So integral to the functioning of the art world has the ICA’s discursive, responsive proposition become that Muir curated the talks programme at this year’s Frieze Art Fair in London; even the art fair cannot ignore the added value produced by the apparatus of the non-collecting venue. Like an institutional mirage in the desert of the contemporary, Frieze appears as the ultimate ICA: equipped with film and talks programmes, tours, performances, it is so anti-permanence that it dissolves after just a few days. However, let us not be fooled by this triumph of the contemporary. Coming as a sweet relief or as the feared mausoleum, Frieze Masters is the softly carpeted antidote to the maelstrom of the contemporary. As the sober older brother of the fair it tames even the most anti-art establishment of collectives, be it CoBrA, the Viennese Actionists, or protagonists of the ICA’s Independent Group, into serene fossils of museum-quality collectability.
This is not to blame the ICA for any sort of short-sightedness, compromise or failure. The particular provocation and institutional questioning that the ICA (and to an extent all ICAs operating with and without that name) generated continues to be of vital importance; we still need other ways of relating to the nexus of human and non-human production that we call culture beyond the museum, the apparatus of which remains enshrined in aristocratic notions of collecting.

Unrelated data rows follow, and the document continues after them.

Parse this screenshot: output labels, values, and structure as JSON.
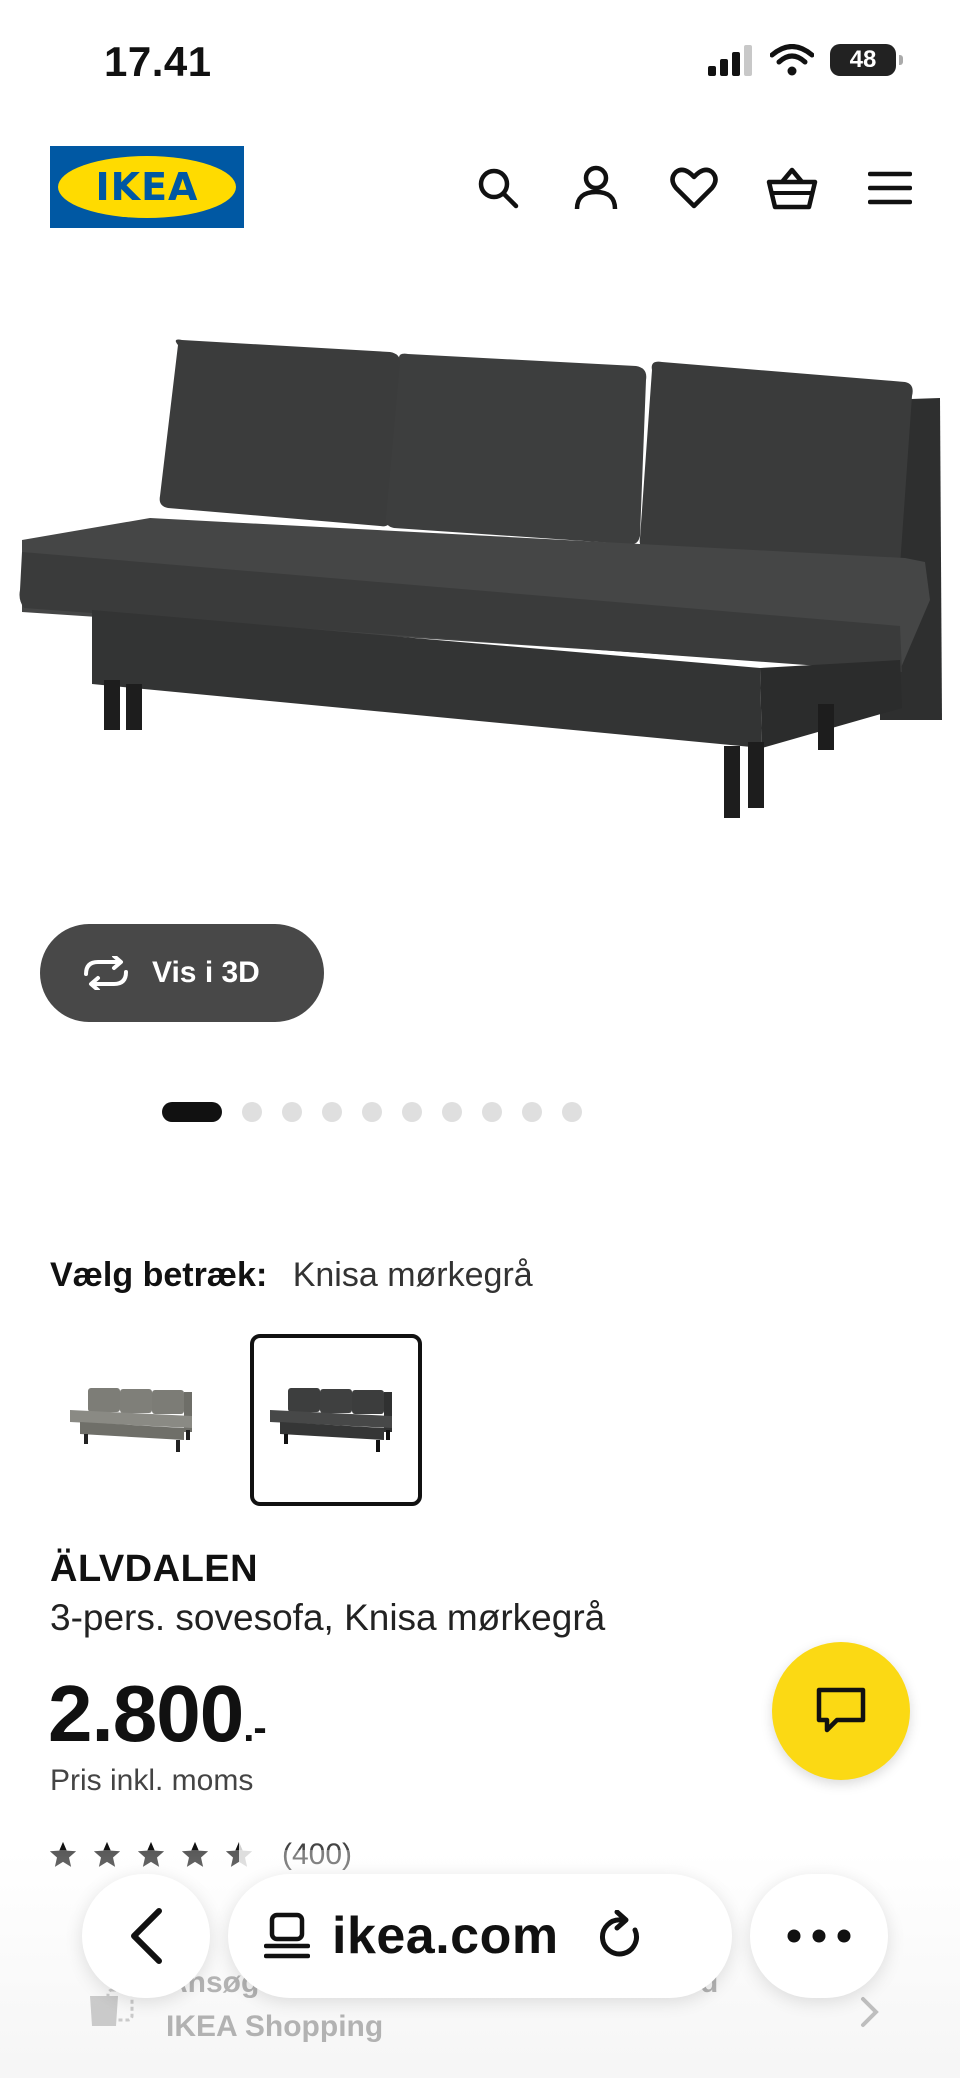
{
  "status_bar": {
    "time": "17.41",
    "battery": "48"
  },
  "header": {
    "logo_text": "IKEA"
  },
  "product": {
    "view_3d_label": "Vis i 3D",
    "gallery_total": 10,
    "gallery_active_index": 0,
    "cover_label": "Vælg betræk:",
    "cover_value": "Knisa mørkegrå",
    "swatches": [
      {
        "name": "Knisa grå",
        "color": "#7a7a74",
        "selected": false
      },
      {
        "name": "Knisa mørkegrå",
        "color": "#3a3b3b",
        "selected": true
      }
    ],
    "name": "ÄLVDALEN",
    "description": "3-pers. sovesofa, Knisa mørkegrå",
    "price": "2.800",
    "price_suffix": ".-",
    "price_note": "Pris inkl. moms",
    "rating": {
      "stars": 4.5,
      "max": 5,
      "count": "(400)"
    }
  },
  "promo": {
    "title": "Ansøg",
    "title_end": "d",
    "subtitle": "IKEA Shopping"
  },
  "browser": {
    "url": "ikea.com"
  },
  "colors": {
    "brand_blue": "#0058a3",
    "brand_yellow": "#ffdb00",
    "chat_yellow": "#fbd914",
    "sofa": "#3a3b3b"
  }
}
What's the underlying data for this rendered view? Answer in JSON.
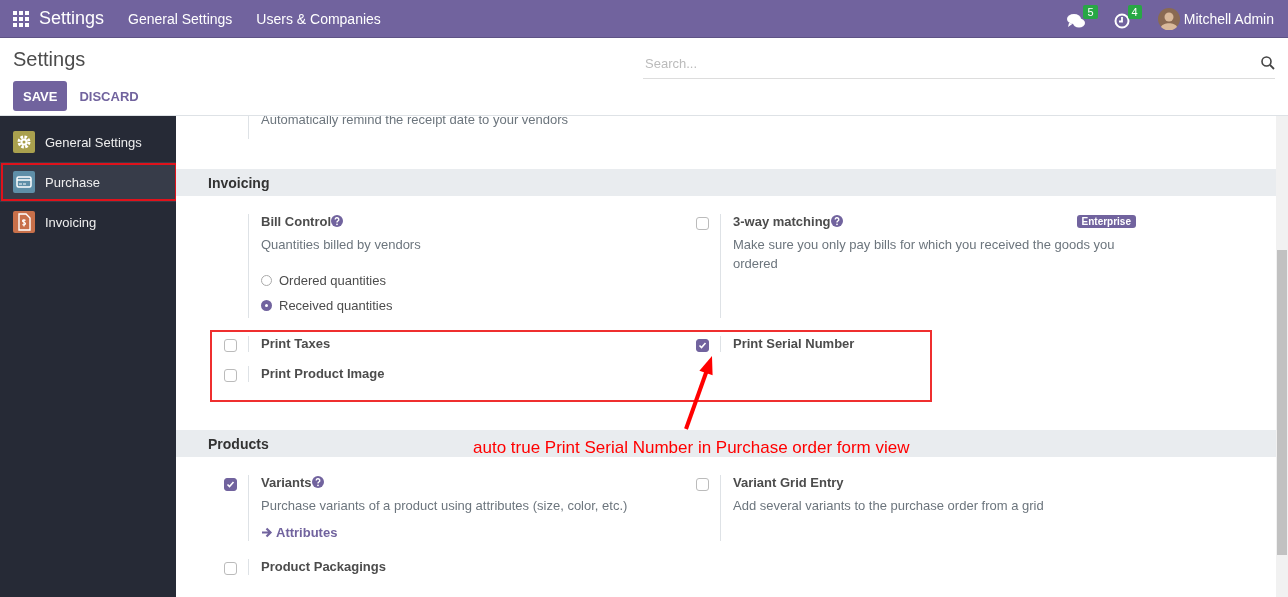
{
  "navbar": {
    "app_title": "Settings",
    "menu": [
      {
        "label": "General Settings"
      },
      {
        "label": "Users & Companies"
      }
    ],
    "systray": [
      {
        "kind": "messages",
        "badge": "5"
      },
      {
        "kind": "activities",
        "badge": "4"
      }
    ],
    "user": {
      "name": "Mitchell Admin"
    }
  },
  "control_panel": {
    "title": "Settings",
    "search": {
      "placeholder": "Search..."
    },
    "buttons": [
      {
        "label": "SAVE",
        "kind": "primary"
      },
      {
        "label": "DISCARD",
        "kind": "link"
      }
    ]
  },
  "sidebar": {
    "items": [
      {
        "label": "General Settings",
        "selected": false,
        "outlined": false,
        "color": "#a9a04e"
      },
      {
        "label": "Purchase",
        "selected": true,
        "outlined": true,
        "color": "#5f8fa8"
      },
      {
        "label": "Invoicing",
        "selected": false,
        "outlined": false,
        "color": "#c8704a"
      }
    ]
  },
  "cut_setting": {
    "description": "Automatically remind the receipt date to your vendors"
  },
  "sections": [
    {
      "title": "Invoicing",
      "blocks": [
        {
          "annotated": false,
          "rows": [
            {
              "left": {
                "kind": "plain",
                "label": "Bill Control",
                "help": true,
                "description": "Quantities billed by vendors",
                "options": [
                  {
                    "label": "Ordered quantities",
                    "selected": false
                  },
                  {
                    "label": "Received quantities",
                    "selected": true
                  }
                ]
              },
              "right": {
                "kind": "checkbox",
                "checked": false,
                "label": "3-way matching",
                "help": true,
                "badge": "Enterprise",
                "description": "Make sure you only pay bills for which you received the goods you ordered"
              }
            }
          ]
        },
        {
          "annotated": true,
          "callout": {
            "text": "auto true Print Serial Number in Purchase order form view"
          },
          "rows": [
            {
              "left": {
                "kind": "checkbox",
                "checked": false,
                "label": "Print Taxes"
              },
              "right": {
                "kind": "checkbox",
                "checked": true,
                "label": "Print Serial Number"
              }
            },
            {
              "left": {
                "kind": "checkbox",
                "checked": false,
                "label": "Print Product Image"
              }
            }
          ]
        }
      ]
    },
    {
      "title": "Products",
      "blocks": [
        {
          "annotated": false,
          "rows": [
            {
              "left": {
                "kind": "checkbox",
                "checked": true,
                "label": "Variants",
                "help": true,
                "description": "Purchase variants of a product using attributes (size, color, etc.)",
                "link": "Attributes"
              },
              "right": {
                "kind": "checkbox",
                "checked": false,
                "label": "Variant Grid Entry",
                "description": "Add several variants to the purchase order from a grid"
              }
            },
            {
              "left": {
                "kind": "checkbox",
                "checked": false,
                "label": "Product Packagings"
              }
            }
          ]
        }
      ]
    }
  ]
}
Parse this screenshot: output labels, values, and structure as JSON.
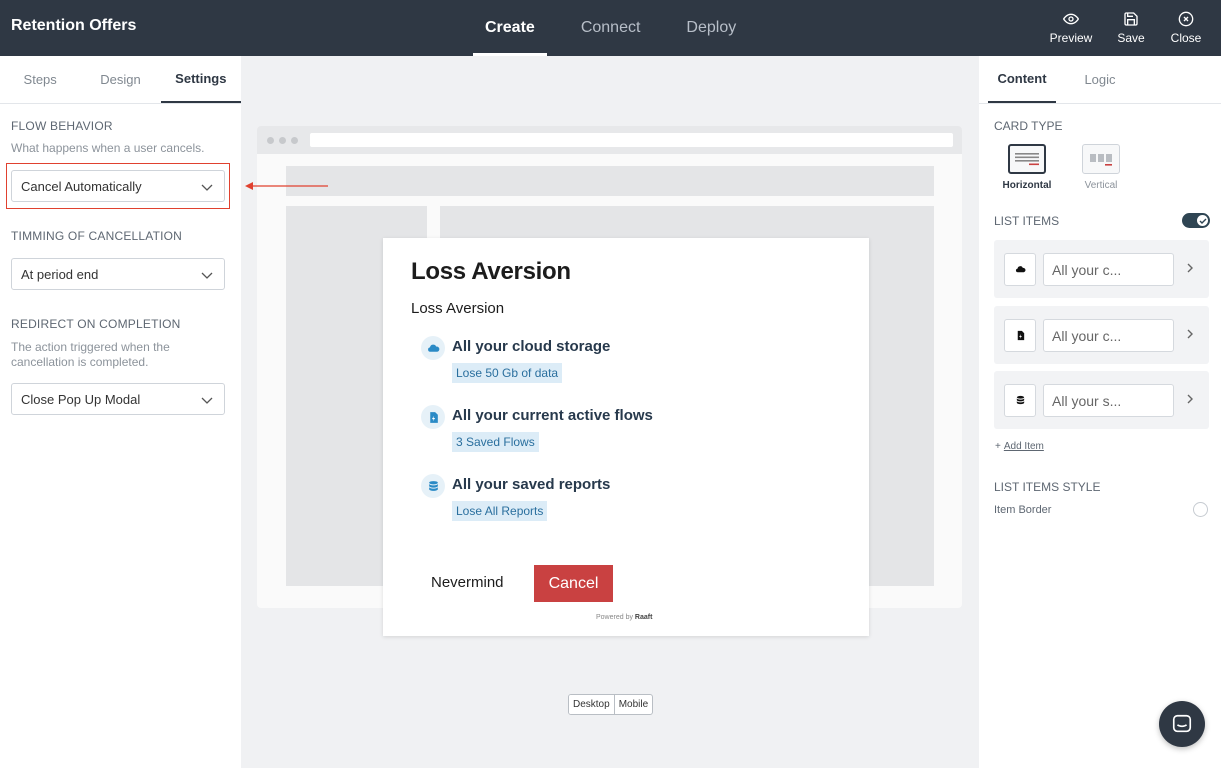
{
  "header": {
    "title": "Retention Offers",
    "tabs": [
      {
        "label": "Create",
        "active": true
      },
      {
        "label": "Connect",
        "active": false
      },
      {
        "label": "Deploy",
        "active": false
      }
    ],
    "actions": {
      "preview": {
        "label": "Preview",
        "icon": "eye-icon"
      },
      "save": {
        "label": "Save",
        "icon": "floppy-disk-icon"
      },
      "close": {
        "label": "Close",
        "icon": "close-circle-icon"
      }
    }
  },
  "left_panel": {
    "tabs": [
      {
        "label": "Steps",
        "active": false
      },
      {
        "label": "Design",
        "active": false
      },
      {
        "label": "Settings",
        "active": true
      }
    ],
    "flow_behavior": {
      "title": "FLOW BEHAVIOR",
      "description": "What happens when a user cancels.",
      "value": "Cancel Automatically"
    },
    "timing": {
      "title": "TIMMING OF CANCELLATION",
      "value": "At period end"
    },
    "redirect": {
      "title": "REDIRECT ON COMPLETION",
      "description": "The action triggered when the cancellation is completed.",
      "value": "Close Pop Up Modal"
    }
  },
  "preview": {
    "modal": {
      "title": "Loss Aversion",
      "subtitle": "Loss Aversion",
      "offers": [
        {
          "title": "All your cloud storage",
          "badge": "Lose 50 Gb of data",
          "icon": "cloud-icon"
        },
        {
          "title": "All your current active flows",
          "badge": "3 Saved Flows",
          "icon": "file-bolt-icon"
        },
        {
          "title": "All your saved reports",
          "badge": "Lose All Reports",
          "icon": "database-icon"
        }
      ],
      "nevermind_label": "Nevermind",
      "cancel_label": "Cancel",
      "powered_by": "Powered by",
      "brand": "Raaft"
    },
    "device_toggle": {
      "desktop": "Desktop",
      "mobile": "Mobile"
    }
  },
  "right_panel": {
    "tabs": [
      {
        "label": "Content",
        "active": true
      },
      {
        "label": "Logic",
        "active": false
      }
    ],
    "card_type": {
      "title": "CARD TYPE",
      "options": [
        {
          "label": "Horizontal",
          "selected": true
        },
        {
          "label": "Vertical",
          "selected": false
        }
      ]
    },
    "list_items": {
      "title": "LIST ITEMS",
      "enabled": true,
      "items": [
        {
          "value": "All your c...",
          "icon": "cloud-icon"
        },
        {
          "value": "All your c...",
          "icon": "file-bolt-icon"
        },
        {
          "value": "All your s...",
          "icon": "database-icon"
        }
      ],
      "add_label": "Add Item"
    },
    "list_items_style": {
      "title": "LIST ITEMS STYLE",
      "item_border_label": "Item Border",
      "item_border_enabled": false
    }
  },
  "colors": {
    "header_bg": "#2f3844",
    "cancel_button": "#c94141",
    "highlight": "#e0412f",
    "badge_bg": "#dcecf7"
  }
}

However, it may be time to rethink what those words ‘institute’ and ‘arts’ might usefully do in relation to the ‘contemporary’. Maybe our present moment doesn’t need a space of constant change, but a place of stability for a precarious labour force and a place of responsibility in a time of irresponsible knee-jerk politics and race-to-the-bottom divisiveness. Maybe a collective studio space is now more necessary than a laboratory producing more gadgets and objects. Might the ICA’s original modest aim of providing a library of the avant-garde be a more radical one today than creating an excessive events programme? Does Alistair Hudson’s enactment of Arte Útil (useful art) at Middlesbrough Institute of Modern Art (mima) reveal that the one thing that Read hoped the ICA would not be, a community arts centre, is the one thing that we need? To discuss and answer these questions is the job of an ICA. The guiding question of such an institute should not be, is this or that phenomenon ‘of’ our time, but how do we want to be ‘with’ time? A truly contemporary organisation needs to be an archival and archaeological one, uncovering not just moments from the past, but other forms of contemporality.
From the November issue of Apollo: preview and subscribe here